LONDON (Reuters) – Asian spot liquefied natural gas (LNG) prices were down this week on softer Spring demand but further downside is limited as Asian buyers are expected to start to return to the market.
The average LNG price for June delivery into north-east Asia was estimated at $25.40 per metric million British thermal units (mmBtu), down $7.60, or around 23%, from the previous week, industry sources said.
“The current LNG market trend is flat to bearish as we are now firmly into the shoulder season (where demand for gas is lower) and a similar downward pressure is being felt on the TTF (Dutch gas price),” said Kaushal Ramesh, senior LNG and gas analyst at Rystad Energy.
Shoulder season is the months after winter and ahead of summer – March, April and early May – when demand for gas is usually lower.
“Prices are now at a level where price-sensitive South Asia has returned to the market, as observed from a string of cargoes purchased over the last couple of weeks at sub-$30/mmBtu prices. This trend is set to continue in the very near term, as this region has been on the sidelines for several months,” he added.
China’s overall LNG imports last month fell 17% year-on-year to 4.63 million tonnes, the lowest in two years.
Right now, China’s strict COVID-19 lockdown has lowered demand but Asian markets could experience a hot summer with above than average temperatures, translating into high power demand and accordingly higher demand for LNG.
Refinitiv Eikon data show warmer and drier weather in China is ecxpected over the next two weeks, while temperatures will be 1-3 degrees Celsius above normal in Korea and Japan.
In Europe, LNG deliveries have remained firm in April and the continent is expected to surpass the record level observed in January, said Nnenna Amobi, senior LNG analyst at Refinitiv.
Russian gas pipeline supplies to Europe have so far remained stable, but market players are concerned over possible disruptions of Russian gas as a deadline for rouble payments nears.
On Monday, Kremlin spokesman Dmitry Peskov said there was still time for so-called “unfriendly” countries to switch to payments for gas in roubles that are due in May.

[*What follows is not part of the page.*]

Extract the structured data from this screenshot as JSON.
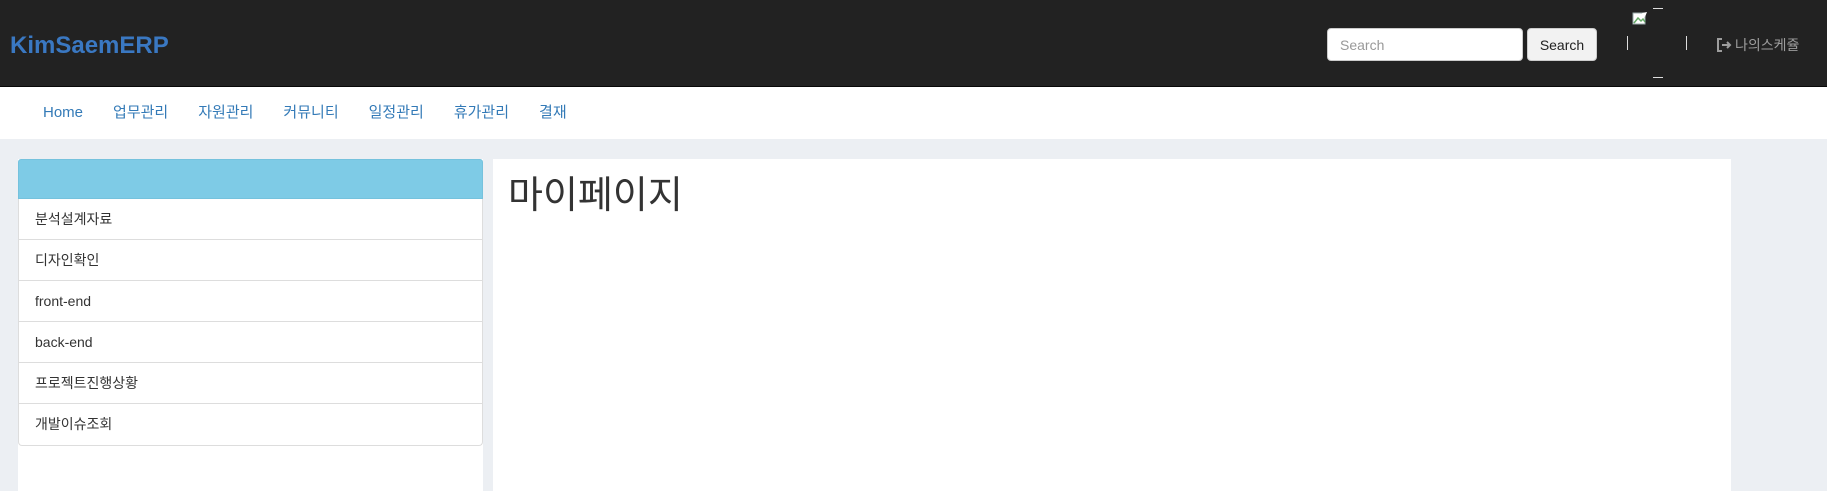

“A scenario of an outright disruption in Russian pipeline flows may push the TTF back over $100/mmBtu, so that upside risk still looms over the market like a dark cloud,” Ramesh said.
(Reporting by Marwa Rashad; Editing by Nina Chestney)